-- PROBLEM TO WORK ON --
The records are to be restated in their entirety, word for word.

-- ENTRIES SUPPLIED --
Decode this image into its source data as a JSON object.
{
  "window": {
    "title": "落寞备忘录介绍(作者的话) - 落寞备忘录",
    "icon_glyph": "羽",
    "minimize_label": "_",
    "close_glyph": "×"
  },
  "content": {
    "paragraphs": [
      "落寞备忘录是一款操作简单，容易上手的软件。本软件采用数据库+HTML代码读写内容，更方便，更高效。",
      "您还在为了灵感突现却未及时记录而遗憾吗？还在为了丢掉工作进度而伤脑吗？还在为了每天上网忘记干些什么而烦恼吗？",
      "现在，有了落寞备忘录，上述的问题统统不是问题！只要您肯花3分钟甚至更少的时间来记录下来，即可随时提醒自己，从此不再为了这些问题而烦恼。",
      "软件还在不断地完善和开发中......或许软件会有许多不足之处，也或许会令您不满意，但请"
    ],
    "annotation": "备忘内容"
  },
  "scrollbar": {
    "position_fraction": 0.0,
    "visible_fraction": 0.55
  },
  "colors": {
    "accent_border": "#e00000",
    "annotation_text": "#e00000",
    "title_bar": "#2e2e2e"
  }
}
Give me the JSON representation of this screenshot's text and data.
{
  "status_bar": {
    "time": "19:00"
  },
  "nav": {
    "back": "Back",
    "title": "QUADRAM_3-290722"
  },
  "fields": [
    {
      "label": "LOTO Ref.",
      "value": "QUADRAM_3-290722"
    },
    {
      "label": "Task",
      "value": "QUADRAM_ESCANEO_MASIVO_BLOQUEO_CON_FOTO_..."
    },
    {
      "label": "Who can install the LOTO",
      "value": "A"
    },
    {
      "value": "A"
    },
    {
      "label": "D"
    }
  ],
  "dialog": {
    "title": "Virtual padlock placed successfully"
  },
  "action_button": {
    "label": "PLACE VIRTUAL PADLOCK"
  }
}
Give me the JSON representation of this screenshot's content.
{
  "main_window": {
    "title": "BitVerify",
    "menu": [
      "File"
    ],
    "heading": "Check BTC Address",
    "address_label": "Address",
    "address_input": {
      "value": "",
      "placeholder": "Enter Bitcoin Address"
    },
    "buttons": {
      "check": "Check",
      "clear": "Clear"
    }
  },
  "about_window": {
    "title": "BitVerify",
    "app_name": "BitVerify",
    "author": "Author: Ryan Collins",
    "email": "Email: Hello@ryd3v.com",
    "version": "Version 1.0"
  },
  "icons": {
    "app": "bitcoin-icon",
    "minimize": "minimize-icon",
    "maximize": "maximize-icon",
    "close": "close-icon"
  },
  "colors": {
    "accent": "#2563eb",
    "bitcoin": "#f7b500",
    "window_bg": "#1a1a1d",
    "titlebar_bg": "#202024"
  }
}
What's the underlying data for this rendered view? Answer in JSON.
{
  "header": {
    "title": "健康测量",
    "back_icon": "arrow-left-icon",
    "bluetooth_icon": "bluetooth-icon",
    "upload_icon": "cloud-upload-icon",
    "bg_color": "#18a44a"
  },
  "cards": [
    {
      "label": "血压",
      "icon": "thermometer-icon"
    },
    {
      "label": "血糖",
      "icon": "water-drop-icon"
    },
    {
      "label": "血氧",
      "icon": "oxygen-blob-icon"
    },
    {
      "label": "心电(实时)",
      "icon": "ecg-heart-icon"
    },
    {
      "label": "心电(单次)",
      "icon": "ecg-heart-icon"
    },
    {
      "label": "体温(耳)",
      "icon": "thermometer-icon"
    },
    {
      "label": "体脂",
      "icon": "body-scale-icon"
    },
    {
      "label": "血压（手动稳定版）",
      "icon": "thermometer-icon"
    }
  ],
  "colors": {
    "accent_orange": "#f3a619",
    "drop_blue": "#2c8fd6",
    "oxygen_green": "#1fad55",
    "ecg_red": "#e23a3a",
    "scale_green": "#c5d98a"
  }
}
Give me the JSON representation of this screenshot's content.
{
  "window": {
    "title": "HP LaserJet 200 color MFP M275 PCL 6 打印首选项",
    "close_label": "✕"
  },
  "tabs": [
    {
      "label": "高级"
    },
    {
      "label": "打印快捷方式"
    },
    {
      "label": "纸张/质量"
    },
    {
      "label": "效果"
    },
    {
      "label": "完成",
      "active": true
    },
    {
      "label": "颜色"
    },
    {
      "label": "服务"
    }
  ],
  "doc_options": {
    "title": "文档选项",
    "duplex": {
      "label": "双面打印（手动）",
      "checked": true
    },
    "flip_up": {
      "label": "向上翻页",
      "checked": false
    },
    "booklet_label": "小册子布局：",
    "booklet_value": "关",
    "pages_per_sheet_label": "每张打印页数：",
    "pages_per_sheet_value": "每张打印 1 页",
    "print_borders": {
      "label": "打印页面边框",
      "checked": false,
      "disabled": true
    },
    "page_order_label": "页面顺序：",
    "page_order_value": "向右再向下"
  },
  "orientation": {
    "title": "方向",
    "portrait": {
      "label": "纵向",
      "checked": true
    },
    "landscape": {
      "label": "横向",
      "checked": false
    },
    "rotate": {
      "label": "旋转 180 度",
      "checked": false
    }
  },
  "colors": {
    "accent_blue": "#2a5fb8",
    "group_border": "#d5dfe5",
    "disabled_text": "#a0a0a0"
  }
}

-- RESPONSE TO THIS EXERCISE --
Decode this image into its source data as a JSON object.
{
  "window": {
    "title": "落寞备忘录介绍(作者的话) - 落寞备忘录",
    "icon_glyph": "羽",
    "minimize_label": "_",
    "close_glyph": "×"
  },
  "content": {
    "paragraphs": [
      "落寞备忘录是一款操作简单，容易上手的软件。本软件采用数据库+HTML代码读写内容，更方便，更高效。",
      "您还在为了灵感突现却未及时记录而遗憾吗？还在为了丢掉工作进度而伤脑吗？还在为了每天上网忘记干些什么而烦恼吗？",
      "现在，有了落寞备忘录，上述的问题统统不是问题！只要您肯花3分钟甚至更少的时间来记录下来，即可随时提醒自己，从此不再为了这些问题而烦恼。",
      "软件还在不断地完善和开发中......或许软件会有许多不足之处，也或许会令您不满意，但请"
    ],
    "annotation": "备忘内容"
  },
  "scrollbar": {
    "position_fraction": 0.0,
    "visible_fraction": 0.55
  },
  "colors": {
    "accent_border": "#e00000",
    "annotation_text": "#e00000",
    "title_bar": "#2e2e2e"
  }
}
Give me the JSON representation of this screenshot's text and data.
{
  "status_bar": {
    "time": "19:00"
  },
  "nav": {
    "back": "Back",
    "title": "QUADRAM_3-290722"
  },
  "fields": [
    {
      "label": "LOTO Ref.",
      "value": "QUADRAM_3-290722"
    },
    {
      "label": "Task",
      "value": "QUADRAM_ESCANEO_MASIVO_BLOQUEO_CON_FOTO_..."
    },
    {
      "label": "Who can install the LOTO",
      "value": "A"
    },
    {
      "value": "A"
    },
    {
      "label": "D"
    }
  ],
  "dialog": {
    "title": "Virtual padlock placed successfully"
  },
  "action_button": {
    "label": "PLACE VIRTUAL PADLOCK"
  }
}
Give me the JSON representation of this screenshot's content.
{
  "main_window": {
    "title": "BitVerify",
    "menu": [
      "File"
    ],
    "heading": "Check BTC Address",
    "address_label": "Address",
    "address_input": {
      "value": "",
      "placeholder": "Enter Bitcoin Address"
    },
    "buttons": {
      "check": "Check",
      "clear": "Clear"
    }
  },
  "about_window": {
    "title": "BitVerify",
    "app_name": "BitVerify",
    "author": "Author: Ryan Collins",
    "email": "Email: Hello@ryd3v.com",
    "version": "Version 1.0"
  },
  "icons": {
    "app": "bitcoin-icon",
    "minimize": "minimize-icon",
    "maximize": "maximize-icon",
    "close": "close-icon"
  },
  "colors": {
    "accent": "#2563eb",
    "bitcoin": "#f7b500",
    "window_bg": "#1a1a1d",
    "titlebar_bg": "#202024"
  }
}
What's the underlying data for this rendered view? Answer in JSON.
{
  "header": {
    "title": "健康测量",
    "back_icon": "arrow-left-icon",
    "bluetooth_icon": "bluetooth-icon",
    "upload_icon": "cloud-upload-icon",
    "bg_color": "#18a44a"
  },
  "cards": [
    {
      "label": "血压",
      "icon": "thermometer-icon"
    },
    {
      "label": "血糖",
      "icon": "water-drop-icon"
    },
    {
      "label": "血氧",
      "icon": "oxygen-blob-icon"
    },
    {
      "label": "心电(实时)",
      "icon": "ecg-heart-icon"
    },
    {
      "label": "心电(单次)",
      "icon": "ecg-heart-icon"
    },
    {
      "label": "体温(耳)",
      "icon": "thermometer-icon"
    },
    {
      "label": "体脂",
      "icon": "body-scale-icon"
    },
    {
      "label": "血压（手动稳定版）",
      "icon": "thermometer-icon"
    }
  ],
  "colors": {
    "accent_orange": "#f3a619",
    "drop_blue": "#2c8fd6",
    "oxygen_green": "#1fad55",
    "ecg_red": "#e23a3a",
    "scale_green": "#c5d98a"
  }
}
Give me the JSON representation of this screenshot's content.
{
  "window": {
    "title": "HP LaserJet 200 color MFP M275 PCL 6 打印首选项",
    "close_label": "✕"
  },
  "tabs": [
    {
      "label": "高级"
    },
    {
      "label": "打印快捷方式"
    },
    {
      "label": "纸张/质量"
    },
    {
      "label": "效果"
    },
    {
      "label": "完成",
      "active": true
    },
    {
      "label": "颜色"
    },
    {
      "label": "服务"
    }
  ],
  "doc_options": {
    "title": "文档选项",
    "duplex": {
      "label": "双面打印（手动）",
      "checked": true
    },
    "flip_up": {
      "label": "向上翻页",
      "checked": false
    },
    "booklet_label": "小册子布局：",
    "booklet_value": "关",
    "pages_per_sheet_label": "每张打印页数：",
    "pages_per_sheet_value": "每张打印 1 页",
    "print_borders": {
      "label": "打印页面边框",
      "checked": false,
      "disabled": true
    },
    "page_order_label": "页面顺序：",
    "page_order_value": "向右再向下"
  },
  "orientation": {
    "title": "方向",
    "portrait": {
      "label": "纵向",
      "checked": true
    },
    "landscape": {
      "label": "横向",
      "checked": false
    },
    "rotate": {
      "label": "旋转 180 度",
      "checked": false
    }
  },
  "colors": {
    "accent_blue": "#2a5fb8",
    "group_border": "#d5dfe5",
    "disabled_text": "#a0a0a0"
  }
}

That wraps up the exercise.